7) Pre-heat the oven to 350 degree F, and place the pie-crust in the oven for 15 mins.

8) When the pie-crust is semi-cooked remove from the oven

9) Place on a hard surface, cool for 1-2 mins, and then add Anko(Red Bean) filling.

10) Feel free to create your own crust, and place the Pie back in the oven and cook for around 15-20 mins.

Happy Pi-Day!

To learn more about Pi-Day click here:

Monday, February 4, 2013

The Good Stuff heads to Gluten & Allergy-Free Expo (GFAF)!

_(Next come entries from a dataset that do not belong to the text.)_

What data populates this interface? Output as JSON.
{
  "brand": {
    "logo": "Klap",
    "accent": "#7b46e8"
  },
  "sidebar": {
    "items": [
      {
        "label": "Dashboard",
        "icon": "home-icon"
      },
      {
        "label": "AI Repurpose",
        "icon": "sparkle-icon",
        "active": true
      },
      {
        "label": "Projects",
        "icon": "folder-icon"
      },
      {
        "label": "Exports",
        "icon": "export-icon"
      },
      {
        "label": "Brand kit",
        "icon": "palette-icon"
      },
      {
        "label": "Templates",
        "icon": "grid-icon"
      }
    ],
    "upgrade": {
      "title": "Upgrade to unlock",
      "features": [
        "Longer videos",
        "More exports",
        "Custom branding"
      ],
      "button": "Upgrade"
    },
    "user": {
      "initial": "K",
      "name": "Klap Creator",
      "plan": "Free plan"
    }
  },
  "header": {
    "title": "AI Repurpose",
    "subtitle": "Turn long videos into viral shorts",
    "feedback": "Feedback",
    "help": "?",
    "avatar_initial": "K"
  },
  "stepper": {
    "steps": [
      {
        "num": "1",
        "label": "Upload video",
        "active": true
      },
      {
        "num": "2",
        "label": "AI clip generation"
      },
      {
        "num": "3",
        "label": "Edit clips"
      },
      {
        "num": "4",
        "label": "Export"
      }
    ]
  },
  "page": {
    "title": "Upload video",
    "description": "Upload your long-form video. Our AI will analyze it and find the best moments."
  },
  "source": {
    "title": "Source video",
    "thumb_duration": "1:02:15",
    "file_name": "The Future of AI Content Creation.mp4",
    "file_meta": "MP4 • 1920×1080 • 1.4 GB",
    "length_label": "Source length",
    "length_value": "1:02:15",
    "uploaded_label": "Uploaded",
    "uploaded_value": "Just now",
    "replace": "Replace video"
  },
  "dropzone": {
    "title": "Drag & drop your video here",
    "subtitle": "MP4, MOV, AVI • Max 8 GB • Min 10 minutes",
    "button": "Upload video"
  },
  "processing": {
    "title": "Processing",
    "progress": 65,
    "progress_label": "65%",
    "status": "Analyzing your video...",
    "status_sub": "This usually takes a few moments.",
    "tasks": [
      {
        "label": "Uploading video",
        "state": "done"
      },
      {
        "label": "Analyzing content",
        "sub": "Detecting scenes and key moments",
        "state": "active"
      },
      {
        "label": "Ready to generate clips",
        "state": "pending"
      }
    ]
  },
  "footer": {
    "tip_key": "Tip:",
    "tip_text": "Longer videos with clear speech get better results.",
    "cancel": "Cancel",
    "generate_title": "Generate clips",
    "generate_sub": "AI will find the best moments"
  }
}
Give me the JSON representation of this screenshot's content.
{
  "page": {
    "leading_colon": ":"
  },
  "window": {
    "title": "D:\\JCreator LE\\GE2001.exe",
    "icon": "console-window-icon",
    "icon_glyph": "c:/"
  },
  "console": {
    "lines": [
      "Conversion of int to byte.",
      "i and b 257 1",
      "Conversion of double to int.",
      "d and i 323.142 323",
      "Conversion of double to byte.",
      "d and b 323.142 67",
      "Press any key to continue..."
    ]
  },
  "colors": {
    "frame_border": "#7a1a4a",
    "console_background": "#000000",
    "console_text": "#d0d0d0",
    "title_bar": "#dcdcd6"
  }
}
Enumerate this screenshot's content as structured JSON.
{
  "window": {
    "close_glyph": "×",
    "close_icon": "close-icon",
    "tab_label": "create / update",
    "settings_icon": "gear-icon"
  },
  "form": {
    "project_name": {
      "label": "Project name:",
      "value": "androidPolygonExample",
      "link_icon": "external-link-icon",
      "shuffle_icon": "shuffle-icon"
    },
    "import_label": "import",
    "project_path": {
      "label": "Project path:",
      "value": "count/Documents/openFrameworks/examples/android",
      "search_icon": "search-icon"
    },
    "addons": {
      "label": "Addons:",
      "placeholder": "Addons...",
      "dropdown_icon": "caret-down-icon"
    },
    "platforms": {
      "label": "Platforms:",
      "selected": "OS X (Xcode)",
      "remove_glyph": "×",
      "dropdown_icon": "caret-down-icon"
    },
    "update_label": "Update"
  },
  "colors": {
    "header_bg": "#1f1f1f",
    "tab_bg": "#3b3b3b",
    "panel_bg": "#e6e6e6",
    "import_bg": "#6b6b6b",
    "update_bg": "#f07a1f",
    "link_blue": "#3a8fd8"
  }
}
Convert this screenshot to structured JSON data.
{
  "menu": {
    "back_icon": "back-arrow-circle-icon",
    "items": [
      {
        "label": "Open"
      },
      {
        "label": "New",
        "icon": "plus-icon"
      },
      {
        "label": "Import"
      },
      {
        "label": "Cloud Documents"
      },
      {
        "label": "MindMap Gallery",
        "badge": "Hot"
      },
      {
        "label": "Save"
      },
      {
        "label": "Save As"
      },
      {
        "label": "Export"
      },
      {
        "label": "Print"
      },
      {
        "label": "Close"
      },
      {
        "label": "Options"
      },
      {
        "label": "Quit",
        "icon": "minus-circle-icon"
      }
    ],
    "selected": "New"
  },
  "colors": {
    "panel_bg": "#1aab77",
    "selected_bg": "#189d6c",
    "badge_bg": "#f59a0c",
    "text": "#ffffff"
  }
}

It's a momentous occasion in Good Stuff history; we've been invited to be a part of the official blogger team for Gluten & Allergy-Free Expo (GFAF). We're honored that our humble blog will be covering this amazing event.

The Gluten and Allergen-Free Expo is the premier gluten and allergen free event in the United States. The GFAF Expo serves over 20,000 people with celiac disease, gluten sensitivities, auto-immune/anti-inflammatory diseases and autism as well as athletes and the health conscious community each year.

Over 100 large companies and small business vendors join together at each Expo. Attendees are able to sample products, purchase hard to find goods and attend over 20 informational sessions including Gluten-Free 101, Lifestyle and Cooking/Baking classes.

Our convention date is still to be decided; however no matter which city we go to, we know that the GFAF is going to be epic!

It's GFAF or BUST!

For more info click here